Anything you wanted to know about boats, this museum would tell you. The museum overlooks the water so it’s in a really good location while you learn about Oslo’s history with the water.
This fortress has protected Oslo since medieval times! The Akershus fortress houses the Akershus castle. It had really pretty views of the fjord around the fortress. It is located high up on a cliff so that they could see incoming attackers from miles away.
You can walk around the ground for free but there is a fee to check out the castle and the Resistance and Armed Forces Museum that is within the fortress. We didn’t go into either one of these because of timing but just walking around the fortress was nice.
I really wanted to do a hike in Norway. We definitely want to go back and explore the Norweigan countryside because it looks really breathtaking but my boyfriend and I wanted to at least get a taste. I found this hike online and it was accessible by public transportation and had nice views so we decided to go for it.
We went to a convenience store at the train station before we got on the metro out of the city to the nearest station to the hiking trail.
It was really easy and it took about 40 minutes. There were signs leading to the trail from the metro station so we didn’t have any issues finding it. It was a decent walk through a little village so it was cool to see a little bit of Norway out of the touristy areas.
The hike was really tough. Online it said it was suitable for everyone but that was deceiving. My face was red by the time we got to the top. It was to Klosastoppen which has a nice overlook of the city but you’re climbing up rocks the whole way up. Really steep rocks. There was a little bit of rain on our journey but not too bad.
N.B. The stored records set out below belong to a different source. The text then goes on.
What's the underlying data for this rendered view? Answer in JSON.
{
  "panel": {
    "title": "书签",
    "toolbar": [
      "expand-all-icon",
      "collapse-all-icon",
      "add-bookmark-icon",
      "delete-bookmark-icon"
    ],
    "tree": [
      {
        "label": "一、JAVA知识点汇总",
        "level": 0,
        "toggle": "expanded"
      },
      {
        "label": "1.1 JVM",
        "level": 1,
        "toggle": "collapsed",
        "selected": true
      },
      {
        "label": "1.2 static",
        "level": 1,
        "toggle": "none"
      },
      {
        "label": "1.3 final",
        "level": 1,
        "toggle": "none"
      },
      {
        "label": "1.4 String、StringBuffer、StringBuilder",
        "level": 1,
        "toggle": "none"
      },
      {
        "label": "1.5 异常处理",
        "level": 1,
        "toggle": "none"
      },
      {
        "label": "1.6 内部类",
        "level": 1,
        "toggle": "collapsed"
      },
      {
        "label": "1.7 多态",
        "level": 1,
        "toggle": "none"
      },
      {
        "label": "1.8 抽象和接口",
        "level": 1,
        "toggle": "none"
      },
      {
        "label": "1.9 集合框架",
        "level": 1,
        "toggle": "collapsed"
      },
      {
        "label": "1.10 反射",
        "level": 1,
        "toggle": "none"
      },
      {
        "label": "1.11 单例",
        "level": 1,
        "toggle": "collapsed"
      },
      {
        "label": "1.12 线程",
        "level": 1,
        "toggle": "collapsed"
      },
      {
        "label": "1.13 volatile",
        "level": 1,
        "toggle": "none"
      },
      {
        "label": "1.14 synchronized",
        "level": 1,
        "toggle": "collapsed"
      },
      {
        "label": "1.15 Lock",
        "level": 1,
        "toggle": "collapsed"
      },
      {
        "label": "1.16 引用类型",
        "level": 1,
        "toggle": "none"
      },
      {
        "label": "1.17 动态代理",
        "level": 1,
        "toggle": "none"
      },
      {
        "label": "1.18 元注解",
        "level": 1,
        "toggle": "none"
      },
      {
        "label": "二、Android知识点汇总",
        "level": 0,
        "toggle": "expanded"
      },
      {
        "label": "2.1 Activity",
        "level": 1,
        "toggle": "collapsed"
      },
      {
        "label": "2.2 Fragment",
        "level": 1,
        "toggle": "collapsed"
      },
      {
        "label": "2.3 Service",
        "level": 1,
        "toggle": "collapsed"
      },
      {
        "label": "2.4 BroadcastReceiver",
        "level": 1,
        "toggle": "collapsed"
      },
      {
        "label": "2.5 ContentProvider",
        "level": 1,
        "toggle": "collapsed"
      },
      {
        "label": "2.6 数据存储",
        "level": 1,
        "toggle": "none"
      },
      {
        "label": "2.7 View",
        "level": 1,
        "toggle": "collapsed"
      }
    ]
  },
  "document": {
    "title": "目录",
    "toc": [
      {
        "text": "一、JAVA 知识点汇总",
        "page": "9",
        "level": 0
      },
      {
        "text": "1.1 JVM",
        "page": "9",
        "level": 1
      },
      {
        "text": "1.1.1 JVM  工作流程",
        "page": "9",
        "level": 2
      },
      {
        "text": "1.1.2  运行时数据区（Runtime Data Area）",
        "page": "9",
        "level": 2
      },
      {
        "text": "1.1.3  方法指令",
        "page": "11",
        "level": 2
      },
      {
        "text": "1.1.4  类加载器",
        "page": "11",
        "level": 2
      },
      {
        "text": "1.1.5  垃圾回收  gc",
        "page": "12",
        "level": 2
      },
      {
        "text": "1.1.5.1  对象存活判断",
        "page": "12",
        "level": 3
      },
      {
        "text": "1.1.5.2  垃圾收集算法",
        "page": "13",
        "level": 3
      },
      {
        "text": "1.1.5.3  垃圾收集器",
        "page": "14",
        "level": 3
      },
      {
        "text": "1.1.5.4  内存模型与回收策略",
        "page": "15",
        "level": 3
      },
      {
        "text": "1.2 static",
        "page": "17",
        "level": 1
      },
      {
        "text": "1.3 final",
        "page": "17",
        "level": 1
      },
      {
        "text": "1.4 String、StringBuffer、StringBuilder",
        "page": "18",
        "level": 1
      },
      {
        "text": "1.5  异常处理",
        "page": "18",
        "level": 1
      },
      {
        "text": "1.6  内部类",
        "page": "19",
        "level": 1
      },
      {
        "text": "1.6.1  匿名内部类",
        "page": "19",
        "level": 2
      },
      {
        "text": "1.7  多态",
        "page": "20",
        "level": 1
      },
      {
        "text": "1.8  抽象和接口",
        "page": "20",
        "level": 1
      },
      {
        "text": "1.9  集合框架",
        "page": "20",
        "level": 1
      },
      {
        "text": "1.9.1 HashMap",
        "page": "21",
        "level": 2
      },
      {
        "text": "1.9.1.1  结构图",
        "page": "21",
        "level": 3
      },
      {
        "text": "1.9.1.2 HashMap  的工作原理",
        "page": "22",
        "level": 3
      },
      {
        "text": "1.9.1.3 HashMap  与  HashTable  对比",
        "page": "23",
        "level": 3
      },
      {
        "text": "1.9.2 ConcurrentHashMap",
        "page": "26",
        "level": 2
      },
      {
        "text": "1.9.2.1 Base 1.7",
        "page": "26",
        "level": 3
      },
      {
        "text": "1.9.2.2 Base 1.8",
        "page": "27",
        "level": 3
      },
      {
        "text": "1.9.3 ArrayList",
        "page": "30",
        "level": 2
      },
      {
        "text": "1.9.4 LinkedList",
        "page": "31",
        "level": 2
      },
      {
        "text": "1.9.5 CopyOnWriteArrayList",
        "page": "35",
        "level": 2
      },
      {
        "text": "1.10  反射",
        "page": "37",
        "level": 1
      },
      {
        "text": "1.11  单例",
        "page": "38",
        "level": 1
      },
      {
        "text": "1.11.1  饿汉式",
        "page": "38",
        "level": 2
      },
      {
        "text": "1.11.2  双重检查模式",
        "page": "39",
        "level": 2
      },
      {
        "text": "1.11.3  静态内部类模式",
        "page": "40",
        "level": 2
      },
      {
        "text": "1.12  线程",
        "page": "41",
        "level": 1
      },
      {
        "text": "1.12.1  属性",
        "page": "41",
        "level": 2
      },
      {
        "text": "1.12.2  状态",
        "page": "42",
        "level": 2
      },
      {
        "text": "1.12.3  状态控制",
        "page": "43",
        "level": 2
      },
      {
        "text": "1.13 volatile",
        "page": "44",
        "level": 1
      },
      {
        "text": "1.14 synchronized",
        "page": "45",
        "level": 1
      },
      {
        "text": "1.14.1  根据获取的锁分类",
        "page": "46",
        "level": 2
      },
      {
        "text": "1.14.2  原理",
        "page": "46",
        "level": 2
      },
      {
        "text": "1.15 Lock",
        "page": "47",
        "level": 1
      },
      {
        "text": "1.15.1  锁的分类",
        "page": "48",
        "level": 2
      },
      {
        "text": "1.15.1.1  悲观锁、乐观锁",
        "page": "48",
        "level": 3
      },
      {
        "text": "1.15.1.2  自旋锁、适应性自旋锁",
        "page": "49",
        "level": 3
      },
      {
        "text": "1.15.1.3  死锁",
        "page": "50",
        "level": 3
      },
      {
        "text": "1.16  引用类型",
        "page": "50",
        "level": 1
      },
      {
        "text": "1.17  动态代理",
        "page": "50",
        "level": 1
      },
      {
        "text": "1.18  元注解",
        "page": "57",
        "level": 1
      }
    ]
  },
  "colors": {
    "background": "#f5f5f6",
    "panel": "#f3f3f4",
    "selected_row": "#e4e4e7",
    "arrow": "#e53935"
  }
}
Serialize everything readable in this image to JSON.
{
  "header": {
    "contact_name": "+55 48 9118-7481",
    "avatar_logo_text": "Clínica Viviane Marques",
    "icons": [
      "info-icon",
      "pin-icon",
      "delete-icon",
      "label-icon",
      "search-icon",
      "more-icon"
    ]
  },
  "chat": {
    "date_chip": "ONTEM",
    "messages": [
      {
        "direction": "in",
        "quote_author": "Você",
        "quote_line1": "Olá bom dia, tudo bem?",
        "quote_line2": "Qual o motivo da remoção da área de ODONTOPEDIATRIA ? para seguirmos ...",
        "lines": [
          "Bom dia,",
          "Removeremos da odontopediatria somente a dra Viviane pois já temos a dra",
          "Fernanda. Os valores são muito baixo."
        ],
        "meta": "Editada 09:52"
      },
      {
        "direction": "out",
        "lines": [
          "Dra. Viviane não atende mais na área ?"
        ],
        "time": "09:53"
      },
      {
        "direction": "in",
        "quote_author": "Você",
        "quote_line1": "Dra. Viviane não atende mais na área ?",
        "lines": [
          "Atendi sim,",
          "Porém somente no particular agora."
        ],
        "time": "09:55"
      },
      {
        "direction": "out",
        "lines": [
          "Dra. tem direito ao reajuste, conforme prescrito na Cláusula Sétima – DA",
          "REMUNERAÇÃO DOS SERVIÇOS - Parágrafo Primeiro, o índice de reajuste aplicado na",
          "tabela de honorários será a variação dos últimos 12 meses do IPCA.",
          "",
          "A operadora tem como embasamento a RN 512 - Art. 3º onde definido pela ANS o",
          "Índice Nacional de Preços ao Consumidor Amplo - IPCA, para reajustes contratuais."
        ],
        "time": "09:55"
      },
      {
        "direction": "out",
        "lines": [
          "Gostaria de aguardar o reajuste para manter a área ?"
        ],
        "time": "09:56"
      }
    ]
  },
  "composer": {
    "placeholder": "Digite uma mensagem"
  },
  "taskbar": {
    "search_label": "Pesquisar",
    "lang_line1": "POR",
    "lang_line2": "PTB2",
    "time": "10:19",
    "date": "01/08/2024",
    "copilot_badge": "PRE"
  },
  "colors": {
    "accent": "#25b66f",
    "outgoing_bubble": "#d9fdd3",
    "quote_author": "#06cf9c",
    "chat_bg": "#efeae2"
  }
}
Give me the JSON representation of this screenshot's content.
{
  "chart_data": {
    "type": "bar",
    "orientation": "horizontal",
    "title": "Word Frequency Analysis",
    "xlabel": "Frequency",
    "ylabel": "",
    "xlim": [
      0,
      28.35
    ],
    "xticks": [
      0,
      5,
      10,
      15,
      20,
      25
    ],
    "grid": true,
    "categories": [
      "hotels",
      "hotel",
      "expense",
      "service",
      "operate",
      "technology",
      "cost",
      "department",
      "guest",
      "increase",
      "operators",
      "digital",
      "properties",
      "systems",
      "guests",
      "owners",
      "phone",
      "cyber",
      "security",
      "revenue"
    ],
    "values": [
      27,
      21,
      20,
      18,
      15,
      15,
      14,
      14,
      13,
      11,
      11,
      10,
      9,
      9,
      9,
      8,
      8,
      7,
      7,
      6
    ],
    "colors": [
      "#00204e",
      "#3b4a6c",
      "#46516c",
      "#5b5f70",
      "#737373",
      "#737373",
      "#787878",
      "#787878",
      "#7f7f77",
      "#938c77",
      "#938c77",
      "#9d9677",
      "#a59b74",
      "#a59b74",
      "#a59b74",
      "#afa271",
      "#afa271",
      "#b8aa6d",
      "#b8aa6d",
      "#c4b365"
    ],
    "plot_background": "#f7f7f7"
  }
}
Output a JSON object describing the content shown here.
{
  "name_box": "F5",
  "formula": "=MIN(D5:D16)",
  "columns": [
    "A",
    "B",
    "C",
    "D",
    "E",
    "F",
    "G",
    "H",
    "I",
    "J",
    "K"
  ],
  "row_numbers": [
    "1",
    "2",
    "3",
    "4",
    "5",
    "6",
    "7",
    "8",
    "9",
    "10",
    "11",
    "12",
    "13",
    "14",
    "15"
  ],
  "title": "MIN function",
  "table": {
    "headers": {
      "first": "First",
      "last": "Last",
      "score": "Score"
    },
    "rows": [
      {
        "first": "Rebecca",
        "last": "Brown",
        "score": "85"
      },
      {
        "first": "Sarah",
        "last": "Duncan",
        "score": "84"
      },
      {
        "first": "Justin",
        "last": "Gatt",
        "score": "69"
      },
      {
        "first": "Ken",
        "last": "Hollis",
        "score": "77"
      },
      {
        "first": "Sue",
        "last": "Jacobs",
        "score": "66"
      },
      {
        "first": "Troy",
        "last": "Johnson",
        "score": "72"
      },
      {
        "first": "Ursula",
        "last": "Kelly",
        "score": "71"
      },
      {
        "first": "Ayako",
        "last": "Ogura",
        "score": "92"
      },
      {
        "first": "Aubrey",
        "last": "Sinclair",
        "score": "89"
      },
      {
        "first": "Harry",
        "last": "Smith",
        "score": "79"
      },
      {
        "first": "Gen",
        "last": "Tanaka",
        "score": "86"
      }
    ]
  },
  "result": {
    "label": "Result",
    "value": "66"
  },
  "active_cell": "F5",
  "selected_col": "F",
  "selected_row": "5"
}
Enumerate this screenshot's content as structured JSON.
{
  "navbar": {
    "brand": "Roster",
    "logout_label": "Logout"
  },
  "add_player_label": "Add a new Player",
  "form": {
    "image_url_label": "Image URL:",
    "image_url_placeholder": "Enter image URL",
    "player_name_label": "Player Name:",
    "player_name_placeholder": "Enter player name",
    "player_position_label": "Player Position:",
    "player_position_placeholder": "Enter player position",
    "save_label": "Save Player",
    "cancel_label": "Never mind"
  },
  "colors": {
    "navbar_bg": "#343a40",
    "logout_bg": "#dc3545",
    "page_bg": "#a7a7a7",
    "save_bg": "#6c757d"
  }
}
The surprising thing was there were a lot of families hiking with little children on this very difficult trail and especially in the rain. They seemed like locals so that takes dedication. That’s that adventurous spirit I was talking about.
After we got up to the viewpoint, which was really beautiful we headed back down. I think the hike took about two hours total so it was the perfect amount of time.
We felt that we couldn’t go to Scandinavia and NOT experience a sauna. We were lucky enough to find one that was fairly priced right in the center of Oslo and a unique experience it was. The place was called Kok (which means boil in Norweigan) and you sit in a floating sauna in the harbor and once you get too hot, you jump in the fjord. It’s located right across from the Opera House which is pretty neat.
The temperature difference between the sauna and the fjord was crazy but once you were in the water it felt pretty nice. The fjord was salty which I hadn’t expected. We didn’t bring our phones which we regret because we couldn’t take any pictures. We were worried there wouldn’t be anywhere to safely store our stuff but they had a cubby area for everyone to store their belongings. The boat was also pretty small so I don’t think you have to worry about it but I would note that it isn’t locked up.
You’re able to relax in the sauna for two hours but you could leave whenever you had your fill since it stays docked. You could jump off the boat and some people were even jumping off the harbor side. It seemed pretty deep and they didn’t seem to have an issue with people diving in if that’s something you’re interested in.
That is my experience of Oslo, Norway for the weekend.
I didn’t go into the brown cheese too much but Norwegians put it on waffles with jam and it was at breakfast at the hotel every day. It’s really good and it doesn’t taste like the typical cheese you find in the United States. You definitely have to try the hot dogs and the brown cheese while you’re there.
I’m glad we were able to do the hike even though it was super challenging because even that close to the city, the nature was beautiful and different than back home.
There was a lot we didn’t do but we had a great time. I wish we could have stayed longer to experience more of what this city had to offer.
Until next time,